* ACTIVITY: Line by line, give the data again exactly as it appears, but without pictures.

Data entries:

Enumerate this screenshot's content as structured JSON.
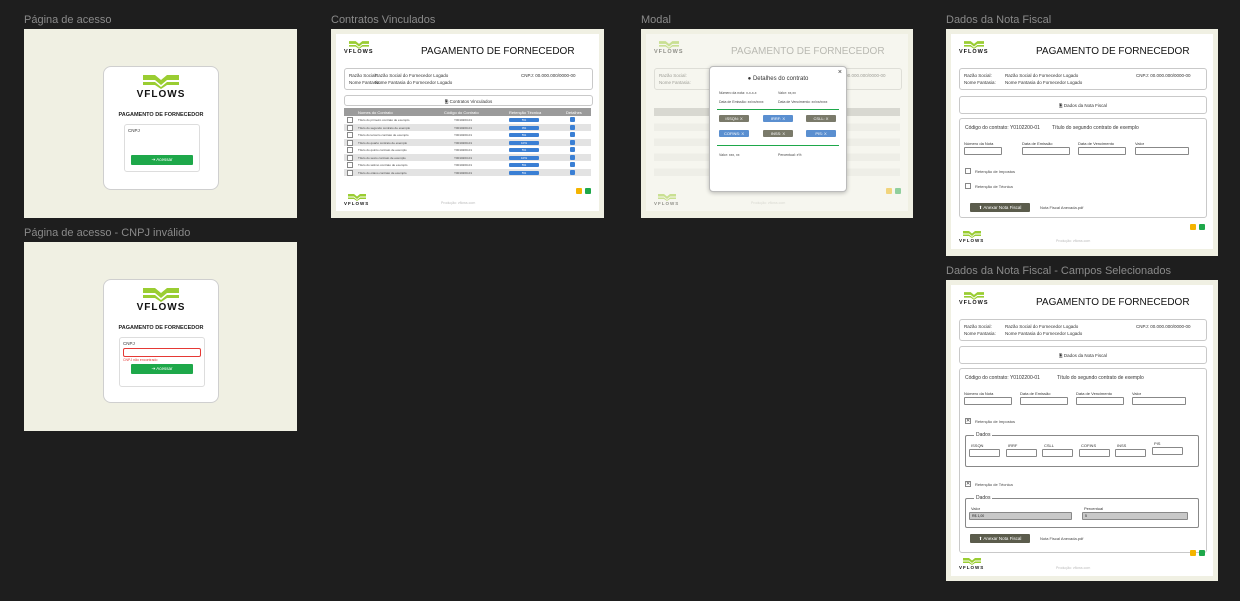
{
  "frames": {
    "login": "Página de acesso",
    "login_invalid": "Página de acesso - CNPJ inválido",
    "contracts": "Contratos Vinculados",
    "modal": "Modal",
    "invoice": "Dados da Nota Fiscal",
    "invoice_selected": "Dados da Nota Fiscal - Campos Selecionados"
  },
  "brand": {
    "name": "VFLOWS",
    "logo_color": "#9acd32"
  },
  "login": {
    "title": "PAGAMENTO DE FORNECEDOR",
    "cnpj_label": "CNPJ",
    "error_text": "CNPJ não encontrado",
    "button": "⇥ Acessar",
    "button_color": "#1ea84a",
    "error_color": "#e53935"
  },
  "app": {
    "title": "PAGAMENTO DE FORNECEDOR",
    "razao_label": "Razão Social:",
    "razao_value": "Razão Social do Fornecedor Logado",
    "fantasia_label": "Nome Fantasia:",
    "fantasia_value": "Nome Fantasia do Fornecedor Logado",
    "cnpj": "CNPJ: 00.000.000/0000-00",
    "footer": "Produção: vflows.com"
  },
  "contracts": {
    "section_title": "🖹 Contratos Vinculados",
    "columns": [
      "Nomes do Contrato",
      "Código do Contrato",
      "Retenção Técnica",
      "Detalhes"
    ],
    "rows": [
      {
        "name": "Título do primeiro contrato de exemplo",
        "code": "Y0010203-01",
        "ret": "5%"
      },
      {
        "name": "Título do segundo contrato de exemplo",
        "code": "Y0010200-01",
        "ret": "0%"
      },
      {
        "name": "Título do terceiro contrato de exemplo",
        "code": "Y0010200-01",
        "ret": "5%"
      },
      {
        "name": "Título do quarto contrato de exemplo",
        "code": "Y0010200-01",
        "ret": "10%"
      },
      {
        "name": "Título do quinto contrato de exemplo",
        "code": "Y0010200-01",
        "ret": "5%"
      },
      {
        "name": "Título do sexto contrato de exemplo",
        "code": "Y0010203-01",
        "ret": "10%"
      },
      {
        "name": "Título do sétimo contrato de exemplo",
        "code": "Y0010200-01",
        "ret": "5%"
      },
      {
        "name": "Título do oitavo contrato de exemplo",
        "code": "Y0010200-01",
        "ret": "5%"
      }
    ]
  },
  "modal": {
    "title": "Detalhes do contrato",
    "close": "×",
    "numero_label": "Número da nota:",
    "numero_value": "x-x-x-x",
    "valor_label": "Valor:",
    "valor_value": "xx,xx",
    "emissao_label": "Data de Emissão:",
    "emissao_value": "xx/xx/xxxx",
    "vencimento_label": "Data de Vencimento:",
    "vencimento_value": "xx/xx/xxxx",
    "taxes": [
      "ISSQN: X",
      "IRRF: X",
      "CSLL: X",
      "COFINS: X",
      "PIS: X",
      "INSS: X"
    ],
    "valor_total": "Valor: xxx, xx",
    "percentual": "Percentual: x%"
  },
  "invoice": {
    "section_title": "🖹 Dados da Nota Fiscal",
    "codigo": "Código do contrato: Y0102200-01",
    "titulo": "Título do segundo contrato de exemplo",
    "fields": [
      "Número da Nota",
      "Data de Emissão",
      "Data de Vencimento",
      "Valor"
    ],
    "ret_impostos": "Retenção de Impostos",
    "ret_tecnica": "Retenção de Técnica",
    "attach": "⬆ Anexar Nota Fiscal",
    "attached_file": "Nota Fiscal Anexada.pdf",
    "dados_legend": "Dados",
    "tax_fields": [
      "ISSQN",
      "IRRF",
      "CSLL",
      "COFINS",
      "INSS",
      "PIS"
    ],
    "valor_label": "Valor",
    "valor_value": "R$ 1,00",
    "percentual_label": "Percentual",
    "percentual_value": "5",
    "check": "✕"
  },
  "colors": {
    "green": "#1ea84a",
    "blue": "#3a7fd4",
    "grey_btn": "#5b5c4c",
    "orange": "#f4b400"
  }
}
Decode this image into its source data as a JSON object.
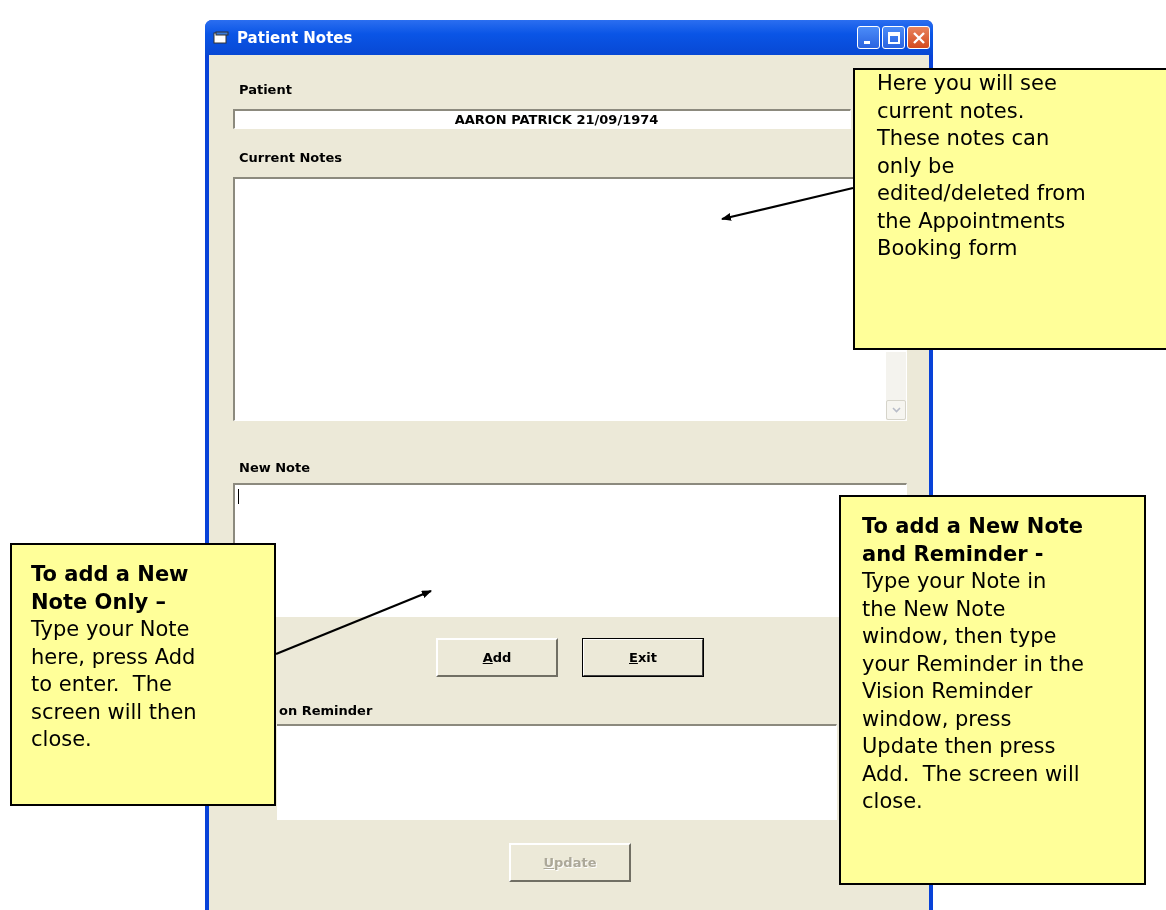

* EXERCISE RESPONSE:
Enumerate this screenshot's content as structured JSON.
{
  "frames": {
    "login": "Página de acesso",
    "login_invalid": "Página de acesso - CNPJ inválido",
    "contracts": "Contratos Vinculados",
    "modal": "Modal",
    "invoice": "Dados da Nota Fiscal",
    "invoice_selected": "Dados da Nota Fiscal - Campos Selecionados"
  },
  "brand": {
    "name": "VFLOWS",
    "logo_color": "#9acd32"
  },
  "login": {
    "title": "PAGAMENTO DE FORNECEDOR",
    "cnpj_label": "CNPJ",
    "error_text": "CNPJ não encontrado",
    "button": "⇥ Acessar",
    "button_color": "#1ea84a",
    "error_color": "#e53935"
  },
  "app": {
    "title": "PAGAMENTO DE FORNECEDOR",
    "razao_label": "Razão Social:",
    "razao_value": "Razão Social do Fornecedor Logado",
    "fantasia_label": "Nome Fantasia:",
    "fantasia_value": "Nome Fantasia do Fornecedor Logado",
    "cnpj": "CNPJ: 00.000.000/0000-00",
    "footer": "Produção: vflows.com"
  },
  "contracts": {
    "section_title": "🖹 Contratos Vinculados",
    "columns": [
      "Nomes do Contrato",
      "Código do Contrato",
      "Retenção Técnica",
      "Detalhes"
    ],
    "rows": [
      {
        "name": "Título do primeiro contrato de exemplo",
        "code": "Y0010203-01",
        "ret": "5%"
      },
      {
        "name": "Título do segundo contrato de exemplo",
        "code": "Y0010200-01",
        "ret": "0%"
      },
      {
        "name": "Título do terceiro contrato de exemplo",
        "code": "Y0010200-01",
        "ret": "5%"
      },
      {
        "name": "Título do quarto contrato de exemplo",
        "code": "Y0010200-01",
        "ret": "10%"
      },
      {
        "name": "Título do quinto contrato de exemplo",
        "code": "Y0010200-01",
        "ret": "5%"
      },
      {
        "name": "Título do sexto contrato de exemplo",
        "code": "Y0010203-01",
        "ret": "10%"
      },
      {
        "name": "Título do sétimo contrato de exemplo",
        "code": "Y0010200-01",
        "ret": "5%"
      },
      {
        "name": "Título do oitavo contrato de exemplo",
        "code": "Y0010200-01",
        "ret": "5%"
      }
    ]
  },
  "modal": {
    "title": "Detalhes do contrato",
    "close": "×",
    "numero_label": "Número da nota:",
    "numero_value": "x-x-x-x",
    "valor_label": "Valor:",
    "valor_value": "xx,xx",
    "emissao_label": "Data de Emissão:",
    "emissao_value": "xx/xx/xxxx",
    "vencimento_label": "Data de Vencimento:",
    "vencimento_value": "xx/xx/xxxx",
    "taxes": [
      "ISSQN: X",
      "IRRF: X",
      "CSLL: X",
      "COFINS: X",
      "PIS: X",
      "INSS: X"
    ],
    "valor_total": "Valor: xxx, xx",
    "percentual": "Percentual: x%"
  },
  "invoice": {
    "section_title": "🖹 Dados da Nota Fiscal",
    "codigo": "Código do contrato: Y0102200-01",
    "titulo": "Título do segundo contrato de exemplo",
    "fields": [
      "Número da Nota",
      "Data de Emissão",
      "Data de Vencimento",
      "Valor"
    ],
    "ret_impostos": "Retenção de Impostos",
    "ret_tecnica": "Retenção de Técnica",
    "attach": "⬆ Anexar Nota Fiscal",
    "attached_file": "Nota Fiscal Anexada.pdf",
    "dados_legend": "Dados",
    "tax_fields": [
      "ISSQN",
      "IRRF",
      "CSLL",
      "COFINS",
      "INSS",
      "PIS"
    ],
    "valor_label": "Valor",
    "valor_value": "R$ 1,00",
    "percentual_label": "Percentual",
    "percentual_value": "5",
    "check": "✕"
  },
  "colors": {
    "green": "#1ea84a",
    "blue": "#3a7fd4",
    "grey_btn": "#5b5c4c",
    "orange": "#f4b400"
  }
}
Decode this image into its source data as a JSON object.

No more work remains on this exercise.